4. Grill S, Nandakumar J. Molecular mechanisms of telomere biology disorders. J. Biol. Chem. 2020;296:100064.
5. Agarwal S. Evaluation and Management of Hematopoietic Failure in Dyskeratosis Congenita. Hematol. Oncol. Clin. North Am. 2018;32(4):669–685.
6. Sousa SR, Caetano Mota P, Melo N, et al. Heterozygous gene mutation associated with familial idiopathic pulmonary fibrosis. Respir Med Case Rep. 2019;26:118–122.
7. Yamaguchi H, Calado RT, Ly H, et al. Mutations in TERT, the gene for telomerase reverse transcriptase, in aplastic anemia. N. Engl. J. Med. 2005;352(14):1413–1424.
8. Niewisch MR, Giri N, McReynolds LJ, et al. Disease progression and clinical outcomes in telomere biology disorders. Blood. 2022;139(12):1807–1819.
9. Schratz KE, Haley L, Danoff SK, et al. Cancer spectrum and outcomes in the Mendelian short telomere syndromes. Blood. 2020;135(22):1946–1956.
10. Reilly CR, Myllymäki M, Redd R, et al. The clinical and functional effects of TERT variants in myelodysplastic syndrome.
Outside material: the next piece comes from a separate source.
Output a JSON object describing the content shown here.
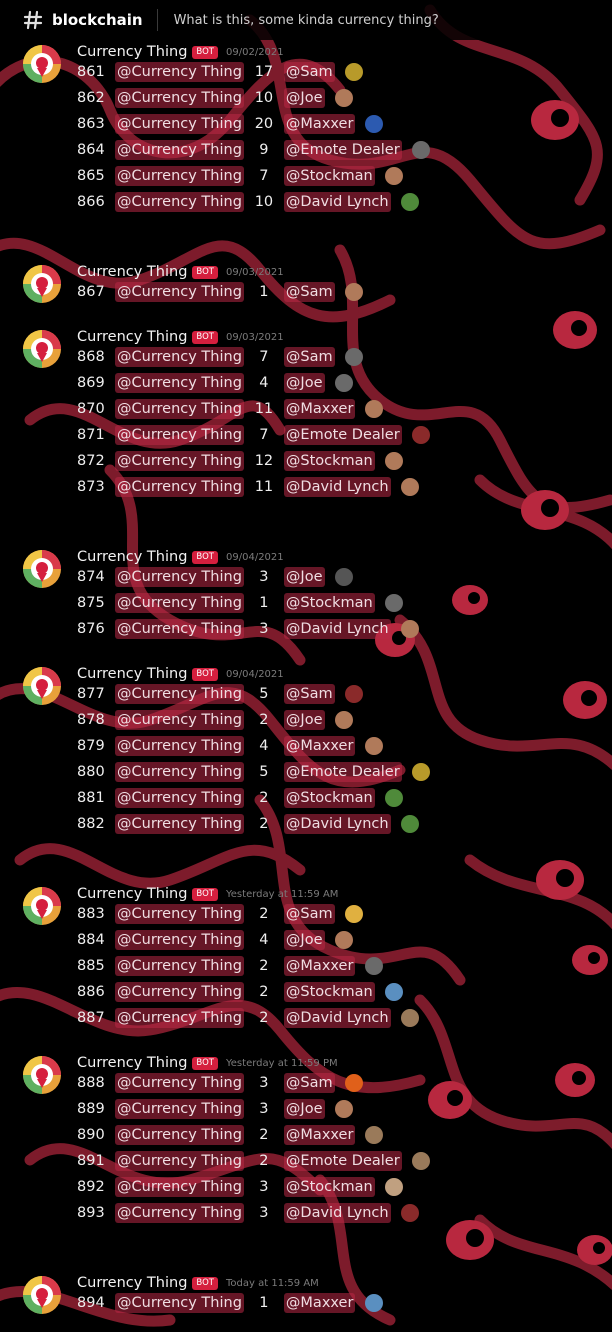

Blood. 2021;138(10):898–911.
11. Kluk MJ, Lindsley RC, Aster JC, et al. Validation and Implementation of a Custom Next-Generation Sequencing Clinical Assay for Hematologic Malignancies. J. Mol. Diagn. 2016;18(4):507–515.